WHAT YOU NEED TO DO: Search the records below for "label"; copy each line that has it.

PROVIDED MATERIAL:
_ _ _
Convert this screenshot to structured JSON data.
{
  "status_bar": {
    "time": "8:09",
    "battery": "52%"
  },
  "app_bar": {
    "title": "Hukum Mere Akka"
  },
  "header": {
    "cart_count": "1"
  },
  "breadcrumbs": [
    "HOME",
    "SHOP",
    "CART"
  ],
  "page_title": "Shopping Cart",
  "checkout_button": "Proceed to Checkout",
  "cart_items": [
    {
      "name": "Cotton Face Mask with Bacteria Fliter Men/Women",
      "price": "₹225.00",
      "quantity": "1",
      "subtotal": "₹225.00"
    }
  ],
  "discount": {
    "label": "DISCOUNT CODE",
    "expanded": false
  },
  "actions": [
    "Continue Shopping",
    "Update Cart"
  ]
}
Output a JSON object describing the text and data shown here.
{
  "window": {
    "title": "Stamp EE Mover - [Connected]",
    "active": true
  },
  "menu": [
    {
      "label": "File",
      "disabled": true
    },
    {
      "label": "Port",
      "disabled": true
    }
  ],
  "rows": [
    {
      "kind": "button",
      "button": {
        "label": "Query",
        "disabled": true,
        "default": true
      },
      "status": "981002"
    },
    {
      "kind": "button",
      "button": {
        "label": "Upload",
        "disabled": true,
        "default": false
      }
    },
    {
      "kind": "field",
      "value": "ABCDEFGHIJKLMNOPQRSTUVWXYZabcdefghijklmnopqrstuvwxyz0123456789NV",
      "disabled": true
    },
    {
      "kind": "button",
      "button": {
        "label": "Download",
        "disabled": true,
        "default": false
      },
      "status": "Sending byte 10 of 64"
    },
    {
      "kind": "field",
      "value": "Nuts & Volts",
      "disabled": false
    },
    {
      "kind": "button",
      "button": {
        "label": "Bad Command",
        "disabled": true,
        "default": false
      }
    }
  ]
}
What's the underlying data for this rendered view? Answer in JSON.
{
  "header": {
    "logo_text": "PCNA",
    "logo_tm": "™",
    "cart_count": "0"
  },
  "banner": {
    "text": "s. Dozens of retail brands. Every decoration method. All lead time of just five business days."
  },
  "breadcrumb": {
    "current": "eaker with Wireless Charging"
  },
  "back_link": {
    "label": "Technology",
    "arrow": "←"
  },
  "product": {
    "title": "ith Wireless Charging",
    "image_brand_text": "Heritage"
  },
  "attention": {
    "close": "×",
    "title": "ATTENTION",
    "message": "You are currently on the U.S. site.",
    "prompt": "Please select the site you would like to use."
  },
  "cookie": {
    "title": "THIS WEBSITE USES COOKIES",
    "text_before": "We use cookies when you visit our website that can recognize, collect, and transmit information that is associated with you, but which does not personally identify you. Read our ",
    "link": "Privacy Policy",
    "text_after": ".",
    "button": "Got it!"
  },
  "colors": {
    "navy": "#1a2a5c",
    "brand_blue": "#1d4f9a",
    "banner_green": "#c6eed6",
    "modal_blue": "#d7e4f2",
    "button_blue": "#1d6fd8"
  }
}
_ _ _
ANSWER TO THIS TASK:
    "label": "DISCOUNT CODE",
      "label": "File",
      "label": "Port",
        "label": "Query",
        "label": "Upload",
        "label": "Download",
        "label": "Bad Command",
    "label": "Technology",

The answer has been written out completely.